Exercise description:
Copy out, from the entries below, each line holding the string "course".

Records:

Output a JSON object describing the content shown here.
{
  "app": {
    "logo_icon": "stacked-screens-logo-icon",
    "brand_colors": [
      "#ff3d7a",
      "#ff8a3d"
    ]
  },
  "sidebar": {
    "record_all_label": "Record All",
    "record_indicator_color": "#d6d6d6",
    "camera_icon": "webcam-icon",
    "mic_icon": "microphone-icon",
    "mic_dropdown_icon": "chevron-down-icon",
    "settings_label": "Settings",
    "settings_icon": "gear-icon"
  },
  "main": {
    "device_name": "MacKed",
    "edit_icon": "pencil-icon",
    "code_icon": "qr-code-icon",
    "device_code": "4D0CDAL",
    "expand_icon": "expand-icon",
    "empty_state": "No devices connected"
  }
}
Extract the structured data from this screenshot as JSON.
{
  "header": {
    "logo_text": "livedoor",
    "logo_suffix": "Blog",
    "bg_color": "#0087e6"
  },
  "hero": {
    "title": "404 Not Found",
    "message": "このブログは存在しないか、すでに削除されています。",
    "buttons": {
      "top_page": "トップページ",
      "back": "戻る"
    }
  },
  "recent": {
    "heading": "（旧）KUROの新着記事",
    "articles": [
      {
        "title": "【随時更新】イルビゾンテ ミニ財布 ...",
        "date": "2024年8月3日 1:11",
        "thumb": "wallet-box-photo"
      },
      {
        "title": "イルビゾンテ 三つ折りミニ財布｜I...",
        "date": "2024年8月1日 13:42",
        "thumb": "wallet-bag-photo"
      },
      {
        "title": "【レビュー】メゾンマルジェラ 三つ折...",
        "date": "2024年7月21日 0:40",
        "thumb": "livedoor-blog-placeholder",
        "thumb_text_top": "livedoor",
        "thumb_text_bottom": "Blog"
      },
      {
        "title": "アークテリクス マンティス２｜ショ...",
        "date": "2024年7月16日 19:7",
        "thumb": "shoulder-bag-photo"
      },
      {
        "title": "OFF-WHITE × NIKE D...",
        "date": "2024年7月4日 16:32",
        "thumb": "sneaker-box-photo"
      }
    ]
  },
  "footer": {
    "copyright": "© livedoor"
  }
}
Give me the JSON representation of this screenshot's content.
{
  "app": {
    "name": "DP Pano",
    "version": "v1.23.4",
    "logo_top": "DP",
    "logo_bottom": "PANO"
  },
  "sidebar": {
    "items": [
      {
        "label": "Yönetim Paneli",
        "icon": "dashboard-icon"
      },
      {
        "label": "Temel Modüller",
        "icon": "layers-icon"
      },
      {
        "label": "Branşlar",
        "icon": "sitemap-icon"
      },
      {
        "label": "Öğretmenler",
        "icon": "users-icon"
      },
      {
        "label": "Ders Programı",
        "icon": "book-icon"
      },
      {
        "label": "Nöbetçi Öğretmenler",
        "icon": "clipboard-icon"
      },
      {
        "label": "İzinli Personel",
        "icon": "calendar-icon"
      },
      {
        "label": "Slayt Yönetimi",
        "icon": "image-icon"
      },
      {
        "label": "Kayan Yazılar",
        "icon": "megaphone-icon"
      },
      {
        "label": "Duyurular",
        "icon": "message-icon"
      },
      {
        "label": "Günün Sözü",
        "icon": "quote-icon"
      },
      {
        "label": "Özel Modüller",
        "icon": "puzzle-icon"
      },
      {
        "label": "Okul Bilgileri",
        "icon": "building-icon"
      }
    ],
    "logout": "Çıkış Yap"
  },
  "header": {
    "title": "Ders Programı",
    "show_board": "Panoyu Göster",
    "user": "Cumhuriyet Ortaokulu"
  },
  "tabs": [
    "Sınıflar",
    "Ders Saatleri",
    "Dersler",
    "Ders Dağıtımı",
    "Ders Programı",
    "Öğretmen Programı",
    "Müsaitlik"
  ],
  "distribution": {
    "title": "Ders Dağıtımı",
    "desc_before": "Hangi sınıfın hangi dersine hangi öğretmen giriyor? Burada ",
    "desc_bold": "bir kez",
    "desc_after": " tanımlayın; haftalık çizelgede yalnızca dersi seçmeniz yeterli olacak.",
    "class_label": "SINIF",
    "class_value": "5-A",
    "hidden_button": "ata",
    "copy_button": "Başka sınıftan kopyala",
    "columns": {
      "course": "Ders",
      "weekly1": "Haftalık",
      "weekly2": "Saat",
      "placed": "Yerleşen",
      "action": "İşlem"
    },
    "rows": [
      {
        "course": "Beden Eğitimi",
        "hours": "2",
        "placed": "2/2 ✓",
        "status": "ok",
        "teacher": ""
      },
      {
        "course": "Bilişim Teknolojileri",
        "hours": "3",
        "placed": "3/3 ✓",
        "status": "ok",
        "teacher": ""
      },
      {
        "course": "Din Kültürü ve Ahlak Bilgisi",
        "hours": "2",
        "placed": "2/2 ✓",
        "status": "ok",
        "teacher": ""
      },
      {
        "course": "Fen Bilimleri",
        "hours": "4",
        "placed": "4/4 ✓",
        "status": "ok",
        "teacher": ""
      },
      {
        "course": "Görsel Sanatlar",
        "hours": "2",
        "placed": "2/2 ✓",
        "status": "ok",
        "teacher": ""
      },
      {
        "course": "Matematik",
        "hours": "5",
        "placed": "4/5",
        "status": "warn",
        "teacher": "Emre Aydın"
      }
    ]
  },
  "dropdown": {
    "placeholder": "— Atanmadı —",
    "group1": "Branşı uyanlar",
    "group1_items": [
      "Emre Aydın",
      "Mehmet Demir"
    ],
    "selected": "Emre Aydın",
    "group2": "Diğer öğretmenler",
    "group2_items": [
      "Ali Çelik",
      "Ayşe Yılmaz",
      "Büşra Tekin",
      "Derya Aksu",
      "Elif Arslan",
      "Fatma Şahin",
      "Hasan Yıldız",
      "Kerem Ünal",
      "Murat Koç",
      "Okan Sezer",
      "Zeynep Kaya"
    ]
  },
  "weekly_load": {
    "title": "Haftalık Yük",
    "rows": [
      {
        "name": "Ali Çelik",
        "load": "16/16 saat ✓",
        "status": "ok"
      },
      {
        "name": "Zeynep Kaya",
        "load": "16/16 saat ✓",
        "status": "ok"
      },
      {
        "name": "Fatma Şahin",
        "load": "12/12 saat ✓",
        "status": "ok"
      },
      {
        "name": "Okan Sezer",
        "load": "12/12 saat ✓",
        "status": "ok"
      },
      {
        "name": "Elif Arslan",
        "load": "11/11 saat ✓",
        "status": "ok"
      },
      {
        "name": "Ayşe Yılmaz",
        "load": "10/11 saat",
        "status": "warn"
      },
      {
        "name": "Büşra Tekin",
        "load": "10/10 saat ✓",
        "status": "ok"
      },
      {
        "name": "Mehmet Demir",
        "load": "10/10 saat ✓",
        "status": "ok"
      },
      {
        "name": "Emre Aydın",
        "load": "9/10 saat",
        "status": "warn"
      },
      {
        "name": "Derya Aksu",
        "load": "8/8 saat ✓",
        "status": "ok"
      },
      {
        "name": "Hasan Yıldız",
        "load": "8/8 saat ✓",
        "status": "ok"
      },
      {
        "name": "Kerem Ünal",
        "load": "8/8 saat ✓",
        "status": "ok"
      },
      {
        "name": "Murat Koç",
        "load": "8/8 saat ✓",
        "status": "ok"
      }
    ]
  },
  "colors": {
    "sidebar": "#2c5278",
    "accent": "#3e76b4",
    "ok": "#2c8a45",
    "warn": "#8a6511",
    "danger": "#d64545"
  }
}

Exercise output:
      "course": "Ders",
        "course": "Beden Eğitimi",
        "course": "Bilişim Teknolojileri",
        "course": "Din Kültürü ve Ahlak Bilgisi",
        "course": "Fen Bilimleri",
        "course": "Görsel Sanatlar",
        "course": "Matematik",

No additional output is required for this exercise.